Abby, I just wanted to tell you that not a day, an hour goes by without thinking about you, Ted and Maxie. I don't comment as much as I should, mainly because most times I don't know what to say, but I've learned from another friend that the most important thing to do is listen when one has been through grief like you have. And I am here, reading and listening. I smile when I see Maxie's photos and I tear up hearing your sorrow. I say a little prayer for your family every night and I read Good Night Moon to Julia and always end with "Good Night Maxie!" I've realized after reading your post today (which was really informative, thank you for posting it) that I'm trying to keep Maxie alive in our own way, even though we never met him. Ok, enough babbling on my end. Just know there are people who love you and who are listening to you.

Jessica said...

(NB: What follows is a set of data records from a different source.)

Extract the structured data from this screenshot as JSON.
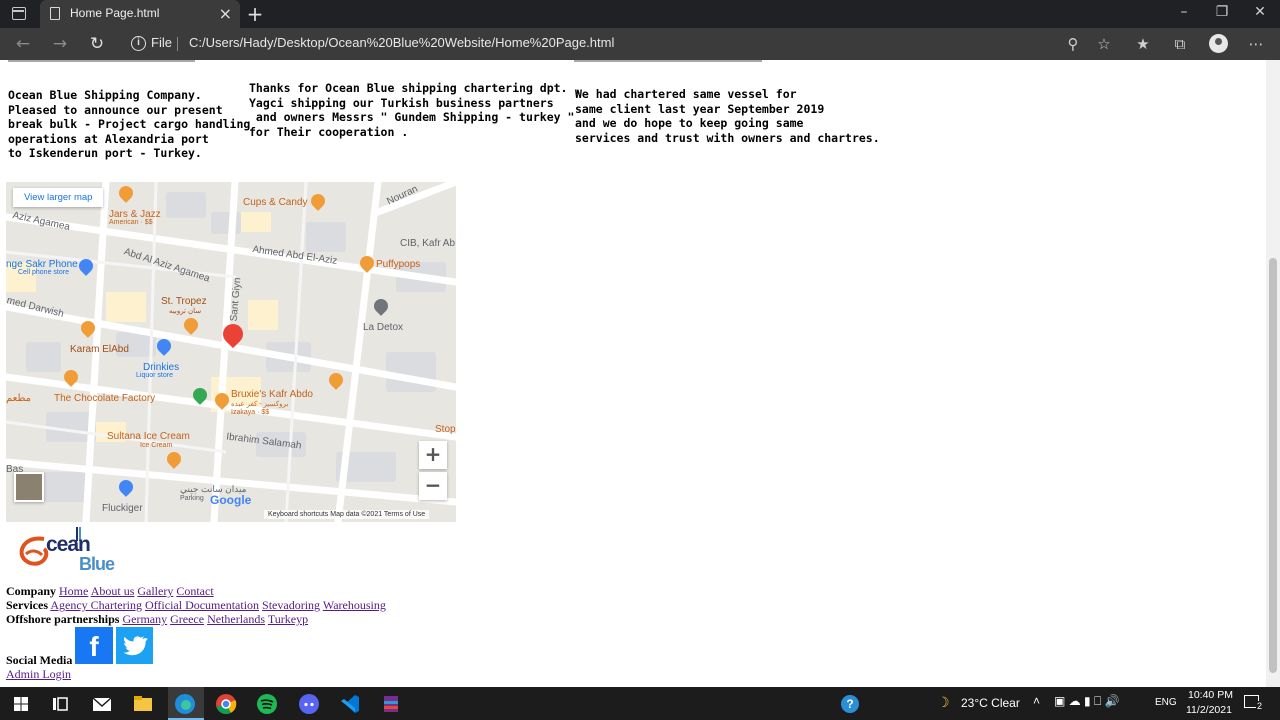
{
  "browser": {
    "tab_title": "Home Page.html",
    "new_tab": "+",
    "close_tab": "×",
    "file_label": "File",
    "url": "C:/Users/Hady/Desktop/Ocean%20Blue%20Website/Home%20Page.html"
  },
  "content": {
    "col1": "Ocean Blue Shipping Company.\nPleased to announce our present\nbreak bulk - Project cargo handling\noperations at Alexandria port\nto Iskenderun port - Turkey.",
    "col2": "Thanks for Ocean Blue shipping chartering dpt. ,\nYagci shipping our Turkish business partners\n and owners Messrs \" Gundem Shipping - turkey \"\nfor Their cooperation .",
    "col3": "We had chartered same vessel for\nsame client last year September 2019\nand we do hope to keep going same\nservices and trust with owners and chartres."
  },
  "map": {
    "view_larger": "View larger map",
    "labels": {
      "nouran": "Nouran",
      "jars": "Jars & Jazz",
      "jars_sub": "American · $$",
      "cups": "Cups & Candy",
      "aziz_agamea": "Aziz Agamea",
      "cib": "CIB, Kafr Ab",
      "ahmed_abd": "Ahmed Abd El-Aziz",
      "puffypops": "Puffypops",
      "sakr": "nge Sakr Phone",
      "sakr_sub": "Cell phone store",
      "abd_al_aziz": "Abd Al Aziz Agamea",
      "st_tropez": "St. Tropez",
      "st_tropez_ar": "سان تروبيه",
      "sant_gyn": "Sant Giyn",
      "med_darwish": "med Darwish",
      "la_detox": "La Detox",
      "karam": "Karam ElAbd",
      "drinkies": "Drinkies",
      "drinkies_sub": "Liquor store",
      "ar_left": "مطعم",
      "chocolate": "The Chocolate Factory",
      "bruxies": "Bruxie's Kafr Abdo",
      "bruxies_ar": "بروكسيز - كفر عبده",
      "bruxies_sub": "Izakaya · $$",
      "ibrahim": "Ibrahim Salamah",
      "stop": "Stop",
      "sultana": "Sultana Ice Cream",
      "sultana_sub": "Ice Cream",
      "bas": "Bas",
      "fluckiger": "Fluckiger",
      "maydan_ar": "ميدان سانت جيني",
      "parking": "Parking"
    },
    "google": "Google",
    "zoom_in": "+",
    "zoom_out": "−",
    "footer": "Keyboard shortcuts    Map data ©2021    Terms of Use"
  },
  "footer": {
    "logo_text1": "cean",
    "logo_text2": "Blue",
    "company_label": "Company",
    "company_links": [
      "Home",
      "About us",
      "Gallery",
      "Contact"
    ],
    "services_label": "Services",
    "services_links": [
      "Agency Chartering",
      "Official Documentation",
      "Stevadoring",
      "Warehousing"
    ],
    "offshore_label": "Offshore partnerships",
    "offshore_links": [
      "Germany",
      "Greece",
      "Netherlands",
      "Turkeyp"
    ],
    "social_label": "Social Media",
    "facebook_glyph": "f",
    "admin_login": "Admin Login"
  },
  "taskbar": {
    "weather": "23°C  Clear",
    "lang": "ENG",
    "time": "10:40 PM",
    "date": "11/2/2021",
    "notif_count": "2"
  },
  "colors": {
    "facebook": "#1877f2",
    "twitter": "#1da1f2",
    "link": "#551a8b",
    "map_marker": "#ea4335"
  }
}
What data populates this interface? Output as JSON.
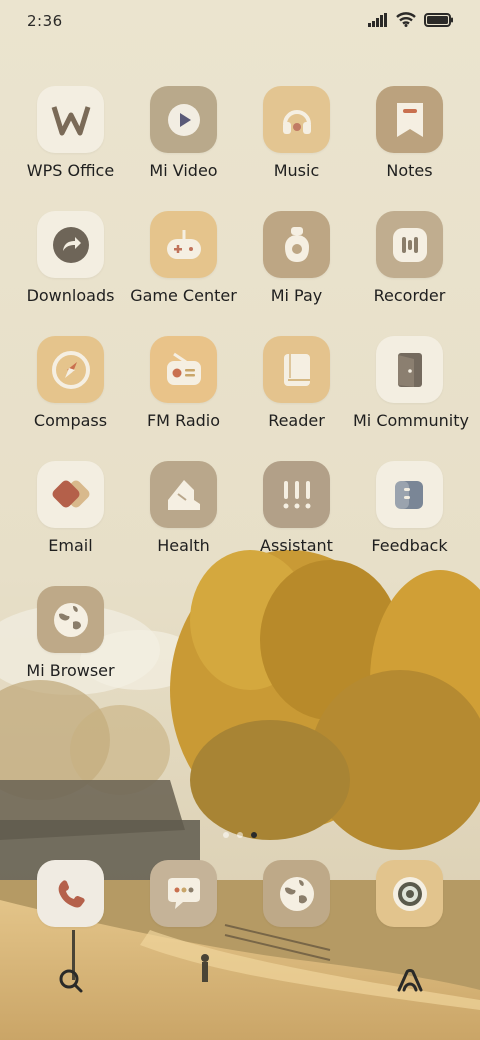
{
  "status_bar": {
    "time": "2:36"
  },
  "apps": [
    {
      "label": "WPS Office",
      "icon": "wps-office-icon",
      "bg": "#f3eee1"
    },
    {
      "label": "Mi Video",
      "icon": "mi-video-icon",
      "bg": "#b9a98b"
    },
    {
      "label": "Music",
      "icon": "music-icon",
      "bg": "#e3c591"
    },
    {
      "label": "Notes",
      "icon": "notes-icon",
      "bg": "#bba27e"
    },
    {
      "label": "Downloads",
      "icon": "downloads-icon",
      "bg": "#f3eee1"
    },
    {
      "label": "Game Center",
      "icon": "game-center-icon",
      "bg": "#e5c48c"
    },
    {
      "label": "Mi Pay",
      "icon": "mi-pay-icon",
      "bg": "#bda684"
    },
    {
      "label": "Recorder",
      "icon": "recorder-icon",
      "bg": "#c0ad8f"
    },
    {
      "label": "Compass",
      "icon": "compass-icon",
      "bg": "#e5c48c"
    },
    {
      "label": "FM Radio",
      "icon": "fm-radio-icon",
      "bg": "#e9c389"
    },
    {
      "label": "Reader",
      "icon": "reader-icon",
      "bg": "#e4c38d"
    },
    {
      "label": "Mi Community",
      "icon": "mi-community-icon",
      "bg": "#f3eee1"
    },
    {
      "label": "Email",
      "icon": "email-icon",
      "bg": "#f3eee1"
    },
    {
      "label": "Health",
      "icon": "health-icon",
      "bg": "#b9a78b"
    },
    {
      "label": "Assistant",
      "icon": "assistant-icon",
      "bg": "#b2a088"
    },
    {
      "label": "Feedback",
      "icon": "feedback-icon",
      "bg": "#f3eee1"
    },
    {
      "label": "Mi Browser",
      "icon": "mi-browser-icon",
      "bg": "#bea988"
    }
  ],
  "dock": [
    {
      "icon": "phone-icon",
      "bg": "#f0ebe2"
    },
    {
      "icon": "messaging-icon",
      "bg": "#c5b398"
    },
    {
      "icon": "browser-icon",
      "bg": "#bea988"
    },
    {
      "icon": "camera-icon",
      "bg": "#e2c48d"
    }
  ],
  "page_indicator": {
    "count": 3,
    "active": 2
  },
  "colors": {
    "label": "#1f1f1f",
    "accent": "#c89d5a"
  }
}
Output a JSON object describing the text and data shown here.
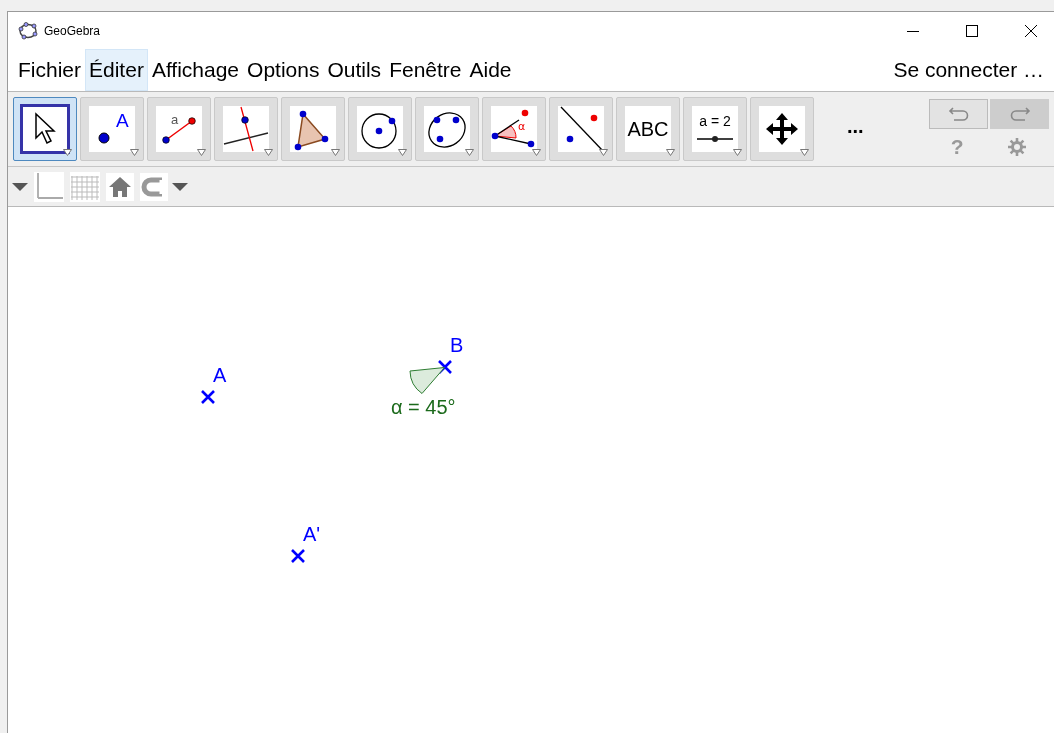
{
  "window": {
    "title": "GeoGebra"
  },
  "menu": [
    {
      "label": "Fichier",
      "selected": false
    },
    {
      "label": "Éditer",
      "selected": true
    },
    {
      "label": "Affichage",
      "selected": false
    },
    {
      "label": "Options",
      "selected": false
    },
    {
      "label": "Outils",
      "selected": false
    },
    {
      "label": "Fenêtre",
      "selected": false
    },
    {
      "label": "Aide",
      "selected": false
    }
  ],
  "sign_in": "Se connecter …",
  "tools": [
    {
      "kind": "move",
      "selected": true
    },
    {
      "kind": "point",
      "label": "A",
      "selected": false
    },
    {
      "kind": "segment",
      "label": "a",
      "selected": false
    },
    {
      "kind": "perpendicular",
      "selected": false
    },
    {
      "kind": "polygon",
      "selected": false
    },
    {
      "kind": "circle",
      "selected": false
    },
    {
      "kind": "conic",
      "selected": false
    },
    {
      "kind": "angle",
      "label": "α",
      "selected": false
    },
    {
      "kind": "reflect",
      "selected": false
    },
    {
      "kind": "text",
      "label": "ABC",
      "selected": false
    },
    {
      "kind": "slider",
      "label": "a = 2",
      "selected": false
    },
    {
      "kind": "pan",
      "selected": false
    }
  ],
  "more_tools": "...",
  "undo": {
    "enabled": true
  },
  "redo": {
    "enabled": false
  },
  "help": "?",
  "style_bar": {
    "axes_shown": false,
    "grid_shown": false
  },
  "objects": [
    {
      "kind": "point",
      "name": "A"
    },
    {
      "kind": "point",
      "name": "B"
    },
    {
      "kind": "angle",
      "label": "α = 45°"
    },
    {
      "kind": "point",
      "name": "A'"
    }
  ]
}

I am so sorry that you need to continually explain and validate your grief and your grieving process. I hope that this post will prove helpful to your "circle of concern" as well as to all the Anonymous folk out there. You should not have to defend your grief, your process, your journey, none of it. I'm sorry that in the midst of the absolute WORST thing that could ever happen to a person, you have to take time and energy to defend your words and your feelings. Most of all, I'm sorry that Maxie is gone. I'm sorry you have to have this blog in the first place. I'm sorry that slideshow runs in your head all the time and that your arms continually feel empty. It's just wrong. Unfair and wrong. I am so, so sorry for the devastating loss of your beautiful boy and this awful journey that you and Teddy are on. I love you both very much. Sweet Maxie is very missed and is always in my heart. xo

robyn said...

thank you for sharing that abby and thank you for what you share with us everyday. as jessica said above, you should not have to defend your grief and i am sorry that people out there have made you feel that way. i love you, ted and maxie very much and am so sorry he is no longer here for you to hug, kiss and love.

Rebecca said...

I have dealt with all sorts. Some of the ones that got to me the most in the beginning were the ones that repeated things back to me in a way to validate them. Like, "Well, of course you're sad. You lost your son and you're going through the grieving process right now." At the time, that bugged me. I KNEW I lost my son. But thanks for pointing that out to me. (I had a lot of anger and frustration in the beginning. As opposed to now when it's just anger. :)

Anonymous said...

What strikes me about this is why anyone would need to do research to understand that parents love their children and are devastated when their children die. What could possibly be more obvious?